§ **Prompt**
Go through the listing and return every line with "title" in it.

§ **Given entries**
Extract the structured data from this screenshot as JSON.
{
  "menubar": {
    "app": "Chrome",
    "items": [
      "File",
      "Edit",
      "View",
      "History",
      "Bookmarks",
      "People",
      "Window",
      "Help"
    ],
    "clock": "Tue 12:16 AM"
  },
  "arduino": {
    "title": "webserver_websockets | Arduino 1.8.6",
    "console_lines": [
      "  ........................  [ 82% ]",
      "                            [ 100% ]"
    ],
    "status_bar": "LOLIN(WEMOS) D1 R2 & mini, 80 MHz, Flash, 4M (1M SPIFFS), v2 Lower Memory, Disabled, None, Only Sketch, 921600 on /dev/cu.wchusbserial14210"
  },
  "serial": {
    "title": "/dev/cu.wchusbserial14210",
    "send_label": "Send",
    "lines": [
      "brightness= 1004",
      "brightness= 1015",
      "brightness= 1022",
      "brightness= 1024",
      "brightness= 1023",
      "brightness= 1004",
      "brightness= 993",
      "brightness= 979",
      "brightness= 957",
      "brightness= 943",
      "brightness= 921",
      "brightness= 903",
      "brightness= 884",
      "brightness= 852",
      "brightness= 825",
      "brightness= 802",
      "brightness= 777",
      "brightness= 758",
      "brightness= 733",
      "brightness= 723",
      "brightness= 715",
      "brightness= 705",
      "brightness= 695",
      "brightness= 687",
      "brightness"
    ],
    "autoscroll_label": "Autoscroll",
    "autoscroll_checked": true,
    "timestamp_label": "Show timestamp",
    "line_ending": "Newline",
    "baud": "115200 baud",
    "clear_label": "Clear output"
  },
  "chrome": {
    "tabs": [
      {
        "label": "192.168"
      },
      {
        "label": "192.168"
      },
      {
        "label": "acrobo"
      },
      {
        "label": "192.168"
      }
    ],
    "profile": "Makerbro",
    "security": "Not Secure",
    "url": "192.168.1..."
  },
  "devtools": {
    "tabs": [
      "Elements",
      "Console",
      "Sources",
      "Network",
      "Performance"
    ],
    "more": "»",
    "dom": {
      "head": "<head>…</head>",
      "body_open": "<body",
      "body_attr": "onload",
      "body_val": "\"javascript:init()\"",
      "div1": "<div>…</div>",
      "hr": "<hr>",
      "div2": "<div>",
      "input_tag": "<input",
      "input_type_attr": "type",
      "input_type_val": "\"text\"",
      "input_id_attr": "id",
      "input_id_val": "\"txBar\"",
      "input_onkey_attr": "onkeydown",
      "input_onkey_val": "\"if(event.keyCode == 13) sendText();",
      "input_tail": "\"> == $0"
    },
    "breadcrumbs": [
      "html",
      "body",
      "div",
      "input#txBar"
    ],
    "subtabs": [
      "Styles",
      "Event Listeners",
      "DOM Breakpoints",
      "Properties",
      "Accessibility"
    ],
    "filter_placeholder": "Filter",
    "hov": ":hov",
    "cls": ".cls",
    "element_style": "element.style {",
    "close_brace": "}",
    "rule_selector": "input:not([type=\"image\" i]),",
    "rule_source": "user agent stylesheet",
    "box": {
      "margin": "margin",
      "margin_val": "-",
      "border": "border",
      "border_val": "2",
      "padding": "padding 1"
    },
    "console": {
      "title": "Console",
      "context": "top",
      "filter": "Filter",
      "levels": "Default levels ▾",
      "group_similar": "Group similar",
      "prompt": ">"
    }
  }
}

§ **Solved exercise**
    "title": "webserver_websockets | Arduino 1.8.6",
    "title": "/dev/cu.wchusbserial14210",
      "title": "Console",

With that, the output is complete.